Are you or someone you love living with an addiction? The Arbor Behavioral Healthcare may be the right choice for you. The Arbor Experience is centered around a comprehensive, whole-person approach to behavioral health and addiction recovery. The Arbor Behavioral Healthcare offers a broad continuum of care, including residential, intensive outpatient, and extended sober living programs. There is also a wide variety of amenities to support recovery and community reintegration. Contact The Arbor Behavioral Healthcare at 844.413.2690 today to learn more about our programs and treatment options.

What Does Aversion Mean?

The human brain’s natural tendency is to seek pleasure and reject pain. Addiction alters a person’s brain chemistry and creates a constant craving for drugs or alcohol. The disease also reduces a person’s capacity for self-control.

Aversion therapy operates on principles of behavioral conditioning. It trains the brain to associate the substance or behavior with painful or unpleasant feelings.

What Is Aversion Therapy and How Does It Work?

In short, aversion therapy cultivates a sense of disgust towards the behavior or habit the client is seeking to curb. Aversion therapy works by exposing the client to the substance or behavior at the center of their addiction (thinking about an alcoholic drink, for example). At the same time, the client is subjected to an unpleasant stimulus; these could include:

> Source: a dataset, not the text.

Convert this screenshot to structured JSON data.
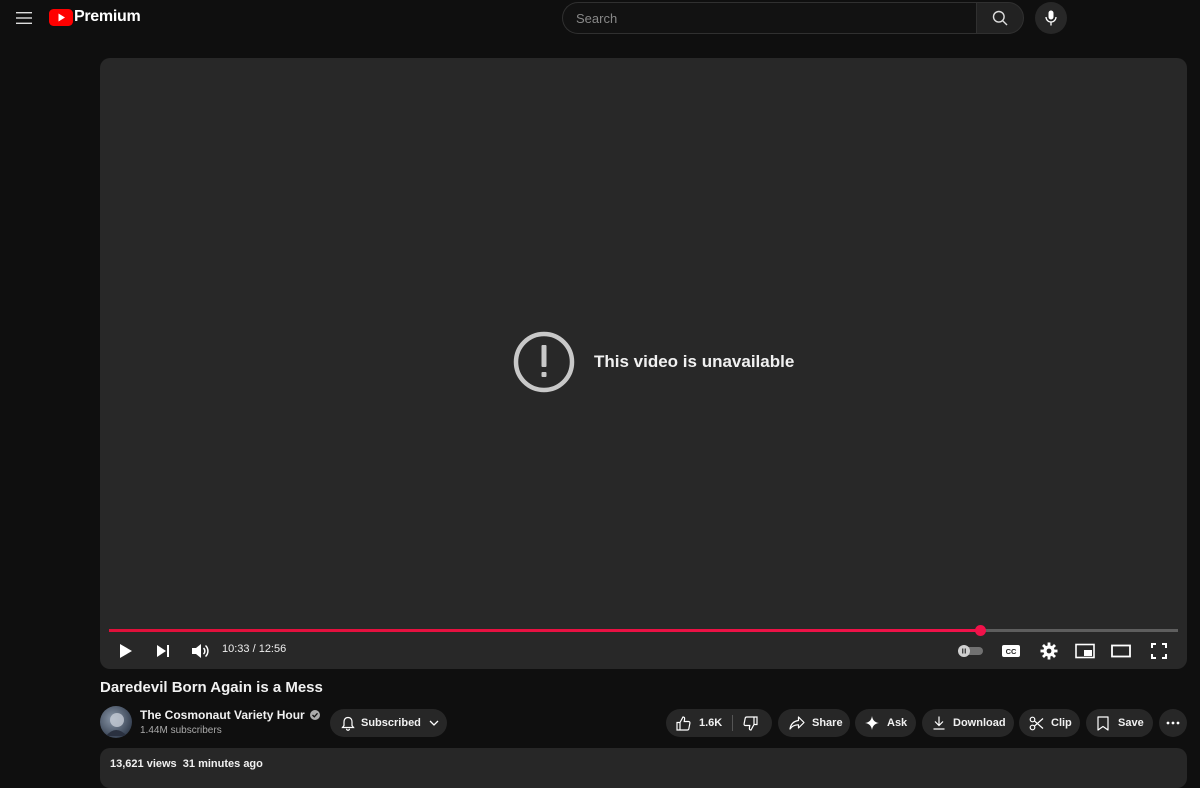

  • Emetics, which are medications that induce nausea or vomiting
  • Pharmaceuticals that produce undesirable side effects when they interact with alcohol or a particular addictive substance
  • Imaginal stimuli, or the use of unpleasant imagery
  • Sensory stimuli, or unpleasant smells, tastes, or touch
  • Electric shocks

Aversion therapy is one tool of many in behavioral healthcare and addiction recovery. Aversion therapy can help a person resist the opportunity to indulge in their alcohol or drug addiction at the moment that they are confronted with the opportunity to do so. But it’s crucial to consider aversion therapy within a broader treatment context. For example, a dual diagnosis program can address co-occurring mental and substance abuse disorders. This therapy treats the root cause of addiction and gives clients tools for managing the many interdependent dimensions of mental health, addiction, and overall wellness.

A Wide Variety of Treatment Is at the Heart of the Arbor Experience

There is no single addiction treatment option that will work for everyone. That’s why The Arbor Behavioral Healthcare offers a broad range of treatment options designed to cater to the whole person and their families. We utilize a variety of treatment modalities for drug and alcohol addiction. The Arbor Behavioral Healthcare also provides personalized approaches to nutritional support, physical wellness, and co-occurring mental health issues.

The Arbor Behavioral Health is 100% dedicated to supporting anyone and everyone. We offer a therapeutic approach as big as Texas itself, with treatments including equine and art therapies and support groups for clients’ families. No matter where you are in your recovery journey, cutting-edge addiction treatment is available to you now. Contact The Arbor Behavioral Healthcare today at 844.413.2690 to learn more about our luxury facilities and familial treatment context. Our intake team will be happy to get you or someone you love the help you need quickly and discreetly.